Following Jay ‘Sinatraa’ Won’s announcement that he is seeking a return to competitive Valorant saw the former Sentinels player reveal he was able to skip certain behavioral training sessions at Riot Games. Just hours later, Riot reversed that stance, labeling it a “mistake” under public pressure.
12 months ago, Overwatch League Valorant pro Sinatraa was MVP accused of abuse from his ex-girlfriend Cleo Hernandez. Shortly after these allegations surfaced, the then 21-year-old was exposed from the competition.
Riot Games launched its own investigation as Hernandez separately filed a report with the police. This investigation of the Valorant developer hit a wallsince Sinatraa not only “cooperated” but also “misrepresented certain facts” and made “false statements”.
At the time, Riot assured that his behavior was not “tolerable”. Now a full year away from that statement and beyond being released for returnIn addition, Sinatraa was allowed to do without the obligatory behavioral training.
This naturally led to a share in the community Thousands spoke out to either support his return or criticize Riot’s handling of the situation.
For context, this was the final determination I received from Riot as to my status. pic.twitter.com/l6TGolyIiZ
— Jay Won (@sinatraa) April 14, 2022
Following his return announcement, Sinatraa doubled down on April 14, claiming “there was an investigation that found no conclusive evidence,” without mentioning his unwillingness to cooperate.
In an email that accompanies his post on Twitter, Riot confirmed that as of January 12, he will again be “fully eligible to log in and play at VCT.”
In that email, his lack of cooperation was seemingly brushed aside. Despite the initial enforcement of mandatory training, the undercover Riot operative informed Sinatraa that it was no longer required.

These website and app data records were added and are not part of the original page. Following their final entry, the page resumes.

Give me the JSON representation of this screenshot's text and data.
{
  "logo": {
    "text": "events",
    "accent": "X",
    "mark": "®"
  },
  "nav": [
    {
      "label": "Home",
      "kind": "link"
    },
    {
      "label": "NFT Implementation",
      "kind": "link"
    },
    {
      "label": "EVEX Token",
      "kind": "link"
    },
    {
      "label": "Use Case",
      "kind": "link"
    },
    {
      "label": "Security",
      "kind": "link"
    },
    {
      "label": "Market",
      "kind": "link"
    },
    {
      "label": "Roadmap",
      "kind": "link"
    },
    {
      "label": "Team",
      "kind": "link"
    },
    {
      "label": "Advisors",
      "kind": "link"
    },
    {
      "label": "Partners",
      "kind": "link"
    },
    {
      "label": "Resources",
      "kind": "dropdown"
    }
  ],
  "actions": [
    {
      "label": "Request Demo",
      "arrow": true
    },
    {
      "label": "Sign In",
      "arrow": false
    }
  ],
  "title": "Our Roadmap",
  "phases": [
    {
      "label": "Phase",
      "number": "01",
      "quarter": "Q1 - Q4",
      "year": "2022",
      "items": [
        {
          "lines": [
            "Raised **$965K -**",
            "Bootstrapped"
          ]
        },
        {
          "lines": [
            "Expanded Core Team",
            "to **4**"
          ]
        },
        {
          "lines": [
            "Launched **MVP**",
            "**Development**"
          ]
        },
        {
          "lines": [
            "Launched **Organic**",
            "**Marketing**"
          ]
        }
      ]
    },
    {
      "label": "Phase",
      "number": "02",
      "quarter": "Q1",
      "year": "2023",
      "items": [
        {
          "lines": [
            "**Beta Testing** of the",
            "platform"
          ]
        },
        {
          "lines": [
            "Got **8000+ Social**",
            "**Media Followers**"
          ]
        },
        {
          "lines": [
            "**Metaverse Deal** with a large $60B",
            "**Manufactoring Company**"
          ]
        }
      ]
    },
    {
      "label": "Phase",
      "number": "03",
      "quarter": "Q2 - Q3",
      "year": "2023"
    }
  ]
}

“The training should focus on ‘Cooperation in Investigations,’ but we believe you would already be familiar with most of the information covered in the training,” they said.
With another wave of public criticism following that email, Riot was again forced to respond under the weight of community backlash.
John Needham, esports president at Riot Games, tweeted on April 15 that the Competitive Operations team was completely unaware of the email sent to Sinatraa.
A rogue member of that crew “erroneously stated that a mandatory component of a competition law decision was not required,” according to Needham.
“We have informed [Sinatraa] that, contrary to this notification and in accordance with the competition ruling, he is obliged to undergo professional behavior training.
“The training focuses on acting professionally, complying with rules and regulations, and conducting investigations.”
An update from John Needham – President, Esports, Riot Games pic.twitter.com/q8WtbVzE23
– VALORANT Champions Tour (@ValorantEsports) April 15, 2022
Needham again apologized to fans for the “mistake” and revealed that Riot is now opening a new internal investigation to “ensure that competition rules are correctly followed going forward.”
https://www.dexerto.com/valorant/riot-games-apologizes-mistake-sinatraa-investigation-1805526/ Riot Games apologizes for “mistakes” while investigating Sinatraa and is enforcing a new training session